What needs to be done
Copy out every line of the records where the string "JSON" occurs.

========

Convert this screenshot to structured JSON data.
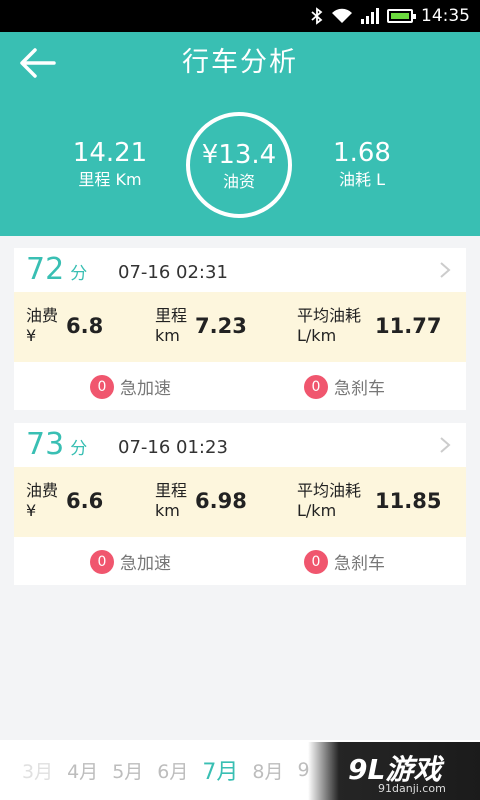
{
  "status_bar": {
    "time": "14:35",
    "battery_color": "#6ddc3f"
  },
  "header": {
    "title": "行车分析",
    "back_icon": "arrow-left-icon"
  },
  "summary": {
    "distance": {
      "value": "14.21",
      "label": "里程 Km"
    },
    "fuel_cost": {
      "value": "¥13.4",
      "label": "油资"
    },
    "fuel_consumption": {
      "value": "1.68",
      "label": "油耗 L"
    }
  },
  "trips": [
    {
      "score": "72",
      "score_unit": "分",
      "time": "07-16 02:31",
      "fuel_cost_label": "油费",
      "fuel_cost_unit": "¥",
      "fuel_cost": "6.8",
      "mileage_label": "里程",
      "mileage_unit": "km",
      "mileage": "7.23",
      "avg_label": "平均油耗",
      "avg_unit": "L/km",
      "avg": "11.77",
      "accel_count": "0",
      "accel_label": "急加速",
      "brake_count": "0",
      "brake_label": "急刹车"
    },
    {
      "score": "73",
      "score_unit": "分",
      "time": "07-16 01:23",
      "fuel_cost_label": "油费",
      "fuel_cost_unit": "¥",
      "fuel_cost": "6.6",
      "mileage_label": "里程",
      "mileage_unit": "km",
      "mileage": "6.98",
      "avg_label": "平均油耗",
      "avg_unit": "L/km",
      "avg": "11.85",
      "accel_count": "0",
      "accel_label": "急加速",
      "brake_count": "0",
      "brake_label": "急刹车"
    }
  ],
  "months": [
    "3月",
    "4月",
    "5月",
    "6月",
    "7月",
    "8月",
    "9"
  ],
  "active_month": "7月",
  "watermark": {
    "mark": "9L游戏",
    "url": "91danji.com"
  },
  "colors": {
    "accent": "#39bfb3",
    "highlight_row": "#fdf6dd",
    "badge": "#f0566e"
  }
}
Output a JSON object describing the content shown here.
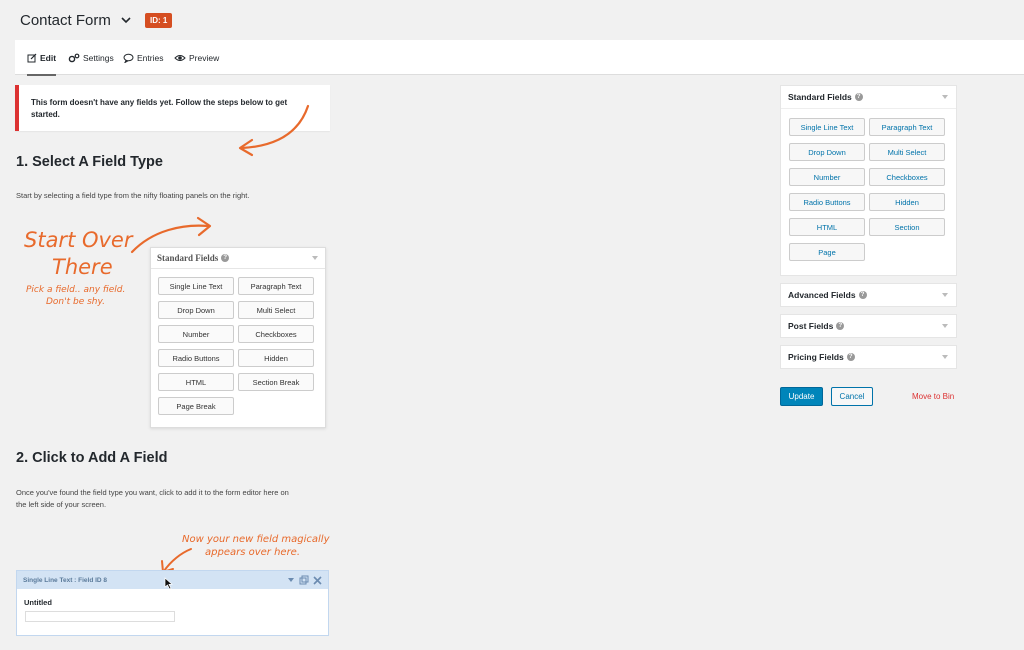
{
  "header": {
    "form_title": "Contact Form",
    "id_badge": "ID: 1"
  },
  "tabs": [
    {
      "label": "Edit",
      "icon": "edit-icon",
      "active": true
    },
    {
      "label": "Settings",
      "icon": "gears-icon",
      "active": false
    },
    {
      "label": "Entries",
      "icon": "comment-icon",
      "active": false
    },
    {
      "label": "Preview",
      "icon": "eye-icon",
      "active": false
    }
  ],
  "notice": {
    "text": "This form doesn't have any fields yet. Follow the steps below to get started."
  },
  "step1": {
    "heading": "1. Select A Field Type",
    "description": "Start by selecting a field type from the nifty floating panels on the right.",
    "handwriting_main_line1": "Start Over",
    "handwriting_main_line2": "There",
    "handwriting_sub_line1": "Pick a field.. any field.",
    "handwriting_sub_line2": "Don't be shy."
  },
  "demo_panel": {
    "title": "Standard Fields",
    "buttons": [
      "Single Line Text",
      "Paragraph Text",
      "Drop Down",
      "Multi Select",
      "Number",
      "Checkboxes",
      "Radio Buttons",
      "Hidden",
      "HTML",
      "Section Break",
      "Page Break"
    ]
  },
  "step2": {
    "heading": "2. Click to Add A Field",
    "description_line1": "Once you've found the field type you want, click to add it to the form editor here on",
    "description_line2": "the left side of your screen.",
    "handwriting_line1": "Now your new field magically",
    "handwriting_line2": "appears over here."
  },
  "demo_field": {
    "header": "Single Line Text : Field ID 8",
    "label": "Untitled"
  },
  "sidebar": {
    "standard": {
      "title": "Standard Fields",
      "buttons": [
        "Single Line Text",
        "Paragraph Text",
        "Drop Down",
        "Multi Select",
        "Number",
        "Checkboxes",
        "Radio Buttons",
        "Hidden",
        "HTML",
        "Section",
        "Page"
      ]
    },
    "advanced_title": "Advanced Fields",
    "post_title": "Post Fields",
    "pricing_title": "Pricing Fields"
  },
  "actions": {
    "update": "Update",
    "cancel": "Cancel",
    "move_to_bin": "Move to Bin"
  },
  "colors": {
    "accent": "#0085ba",
    "link": "#0073aa",
    "danger": "#dc3232",
    "badge": "#d54e21",
    "handwriting": "#e86a2c"
  }
}
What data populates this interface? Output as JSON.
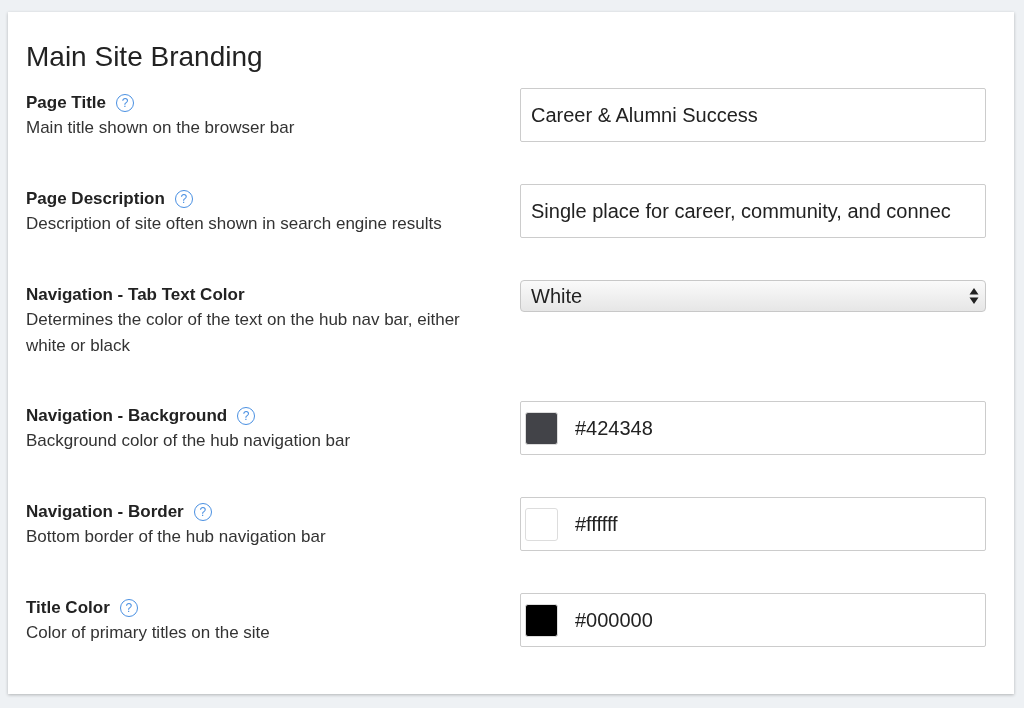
{
  "section": {
    "title": "Main Site Branding"
  },
  "fields": [
    {
      "kind": "text",
      "label": "Page Title",
      "help_icon": "?",
      "description": "Main title shown on the browser bar",
      "value": "Career & Alumni Success"
    },
    {
      "kind": "text",
      "label": "Page Description",
      "help_icon": "?",
      "description": "Description of site often shown in search engine results",
      "value": "Single place for career, community, and connec"
    },
    {
      "kind": "select",
      "label": "Navigation - Tab Text Color",
      "description": "Determines the color of the text on the hub nav bar, either white or black",
      "value": "White"
    },
    {
      "kind": "color",
      "label": "Navigation - Background",
      "help_icon": "?",
      "description": "Background color of the hub navigation bar",
      "value": "#424348",
      "color": "#424348"
    },
    {
      "kind": "color",
      "label": "Navigation - Border",
      "help_icon": "?",
      "description": "Bottom border of the hub navigation bar",
      "value": "#ffffff",
      "color": "#ffffff"
    },
    {
      "kind": "color",
      "label": "Title Color",
      "help_icon": "?",
      "description": "Color of primary titles on the site",
      "value": "#000000",
      "color": "#000000"
    }
  ]
}
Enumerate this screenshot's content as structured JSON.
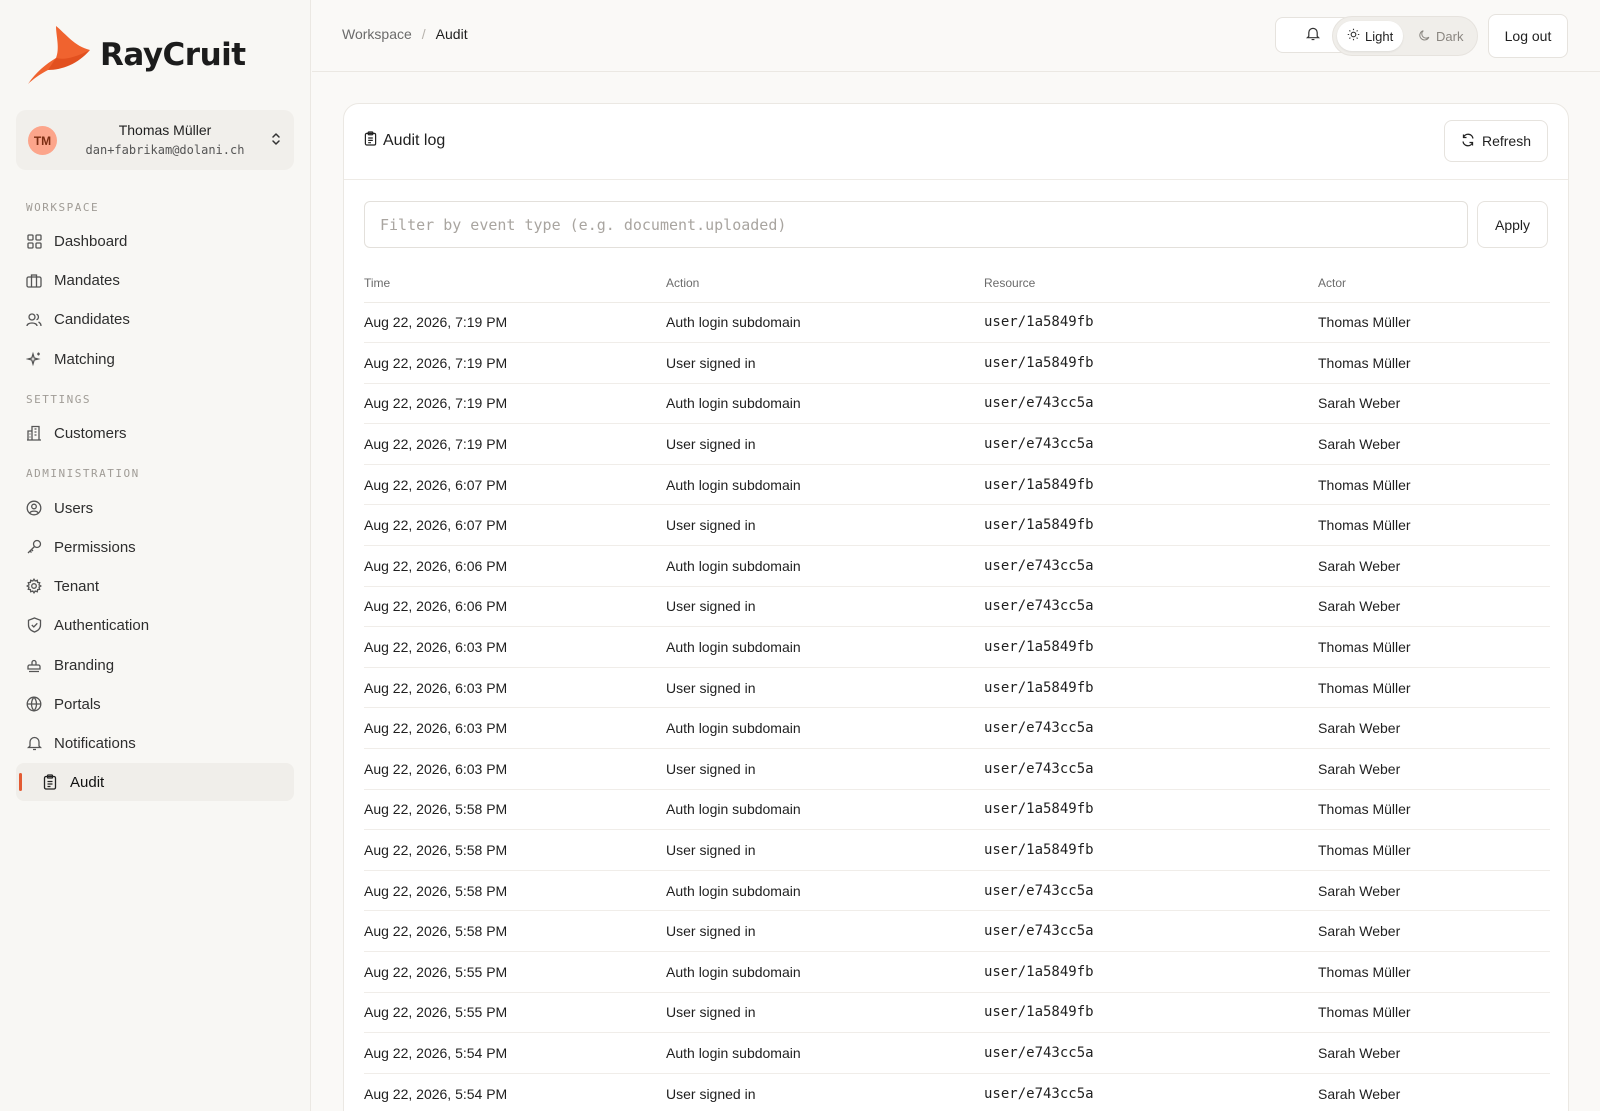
{
  "app": {
    "brand": "RayCruit",
    "brand_color": "#f0632f"
  },
  "user": {
    "initials": "TM",
    "name": "Thomas Müller",
    "email": "dan+fabrikam@dolani.ch"
  },
  "sidebar": {
    "sections": {
      "workspace": "WORKSPACE",
      "settings": "SETTINGS",
      "administration": "ADMINISTRATION"
    },
    "items": {
      "dashboard": "Dashboard",
      "mandates": "Mandates",
      "candidates": "Candidates",
      "matching": "Matching",
      "customers": "Customers",
      "users": "Users",
      "permissions": "Permissions",
      "tenant": "Tenant",
      "authentication": "Authentication",
      "branding": "Branding",
      "portals": "Portals",
      "notifications": "Notifications",
      "audit": "Audit"
    },
    "active_item": "Audit",
    "active_color": "#e35b33"
  },
  "header": {
    "breadcrumb": [
      "Workspace",
      "Audit"
    ],
    "theme": {
      "light": "Light",
      "dark": "Dark",
      "selected": "Light"
    },
    "logout_label": "Log out"
  },
  "audit": {
    "title": "Audit log",
    "refresh_label": "Refresh",
    "filter_placeholder": "Filter by event type (e.g. document.uploaded)",
    "filter_value": "",
    "apply_label": "Apply",
    "columns": [
      "Time",
      "Action",
      "Resource",
      "Actor"
    ],
    "rows": [
      {
        "time": "Aug 22, 2026, 7:19 PM",
        "action": "Auth login subdomain",
        "resource": "user/1a5849fb",
        "actor": "Thomas Müller"
      },
      {
        "time": "Aug 22, 2026, 7:19 PM",
        "action": "User signed in",
        "resource": "user/1a5849fb",
        "actor": "Thomas Müller"
      },
      {
        "time": "Aug 22, 2026, 7:19 PM",
        "action": "Auth login subdomain",
        "resource": "user/e743cc5a",
        "actor": "Sarah Weber"
      },
      {
        "time": "Aug 22, 2026, 7:19 PM",
        "action": "User signed in",
        "resource": "user/e743cc5a",
        "actor": "Sarah Weber"
      },
      {
        "time": "Aug 22, 2026, 6:07 PM",
        "action": "Auth login subdomain",
        "resource": "user/1a5849fb",
        "actor": "Thomas Müller"
      },
      {
        "time": "Aug 22, 2026, 6:07 PM",
        "action": "User signed in",
        "resource": "user/1a5849fb",
        "actor": "Thomas Müller"
      },
      {
        "time": "Aug 22, 2026, 6:06 PM",
        "action": "Auth login subdomain",
        "resource": "user/e743cc5a",
        "actor": "Sarah Weber"
      },
      {
        "time": "Aug 22, 2026, 6:06 PM",
        "action": "User signed in",
        "resource": "user/e743cc5a",
        "actor": "Sarah Weber"
      },
      {
        "time": "Aug 22, 2026, 6:03 PM",
        "action": "Auth login subdomain",
        "resource": "user/1a5849fb",
        "actor": "Thomas Müller"
      },
      {
        "time": "Aug 22, 2026, 6:03 PM",
        "action": "User signed in",
        "resource": "user/1a5849fb",
        "actor": "Thomas Müller"
      },
      {
        "time": "Aug 22, 2026, 6:03 PM",
        "action": "Auth login subdomain",
        "resource": "user/e743cc5a",
        "actor": "Sarah Weber"
      },
      {
        "time": "Aug 22, 2026, 6:03 PM",
        "action": "User signed in",
        "resource": "user/e743cc5a",
        "actor": "Sarah Weber"
      },
      {
        "time": "Aug 22, 2026, 5:58 PM",
        "action": "Auth login subdomain",
        "resource": "user/1a5849fb",
        "actor": "Thomas Müller"
      },
      {
        "time": "Aug 22, 2026, 5:58 PM",
        "action": "User signed in",
        "resource": "user/1a5849fb",
        "actor": "Thomas Müller"
      },
      {
        "time": "Aug 22, 2026, 5:58 PM",
        "action": "Auth login subdomain",
        "resource": "user/e743cc5a",
        "actor": "Sarah Weber"
      },
      {
        "time": "Aug 22, 2026, 5:58 PM",
        "action": "User signed in",
        "resource": "user/e743cc5a",
        "actor": "Sarah Weber"
      },
      {
        "time": "Aug 22, 2026, 5:55 PM",
        "action": "Auth login subdomain",
        "resource": "user/1a5849fb",
        "actor": "Thomas Müller"
      },
      {
        "time": "Aug 22, 2026, 5:55 PM",
        "action": "User signed in",
        "resource": "user/1a5849fb",
        "actor": "Thomas Müller"
      },
      {
        "time": "Aug 22, 2026, 5:54 PM",
        "action": "Auth login subdomain",
        "resource": "user/e743cc5a",
        "actor": "Sarah Weber"
      },
      {
        "time": "Aug 22, 2026, 5:54 PM",
        "action": "User signed in",
        "resource": "user/e743cc5a",
        "actor": "Sarah Weber"
      }
    ]
  },
  "icons": {
    "logo": "raycruit-bird-logo",
    "user_chevron": "chevron-up-down-icon",
    "bell": "bell-icon",
    "light": "sun-icon",
    "dark": "moon-icon",
    "audit_title": "clipboard-icon",
    "refresh": "refresh-icon"
  }
}
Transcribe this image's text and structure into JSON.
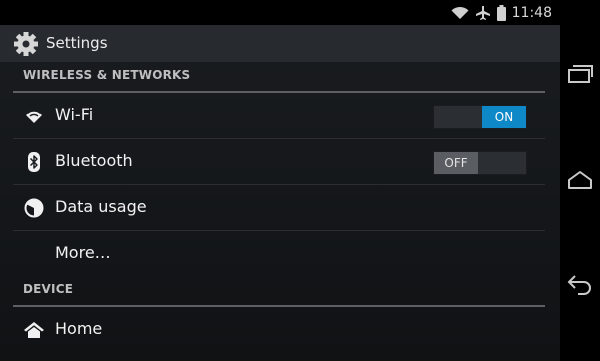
{
  "status_bar": {
    "time": "11:48",
    "icons": [
      "wifi-icon",
      "airplane-icon",
      "battery-icon"
    ]
  },
  "action_bar": {
    "title": "Settings",
    "icon": "gear-icon"
  },
  "sections": {
    "wireless": {
      "header": "WIRELESS & NETWORKS",
      "items": [
        {
          "label": "Wi-Fi",
          "icon": "wifi-icon",
          "toggle": "ON"
        },
        {
          "label": "Bluetooth",
          "icon": "bluetooth-icon",
          "toggle": "OFF"
        },
        {
          "label": "Data usage",
          "icon": "data-usage-icon"
        },
        {
          "label": "More…"
        }
      ]
    },
    "device": {
      "header": "DEVICE",
      "items": [
        {
          "label": "Home",
          "icon": "home-icon"
        }
      ]
    }
  },
  "nav_bar": {
    "buttons": [
      "recent-apps-icon",
      "home-icon",
      "back-icon"
    ]
  },
  "colors": {
    "accent": "#0e88c7",
    "background": "#15181b",
    "action_bar": "#272b30"
  }
}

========

Response to the exercise
Convert this screenshot to structured JSON data.
Output a JSON object describing the content shown here.
What data populates this interface? Output as JSON.
Enumerate this screenshot's content as structured JSON.
Transcribe this image's text and structure into JSON.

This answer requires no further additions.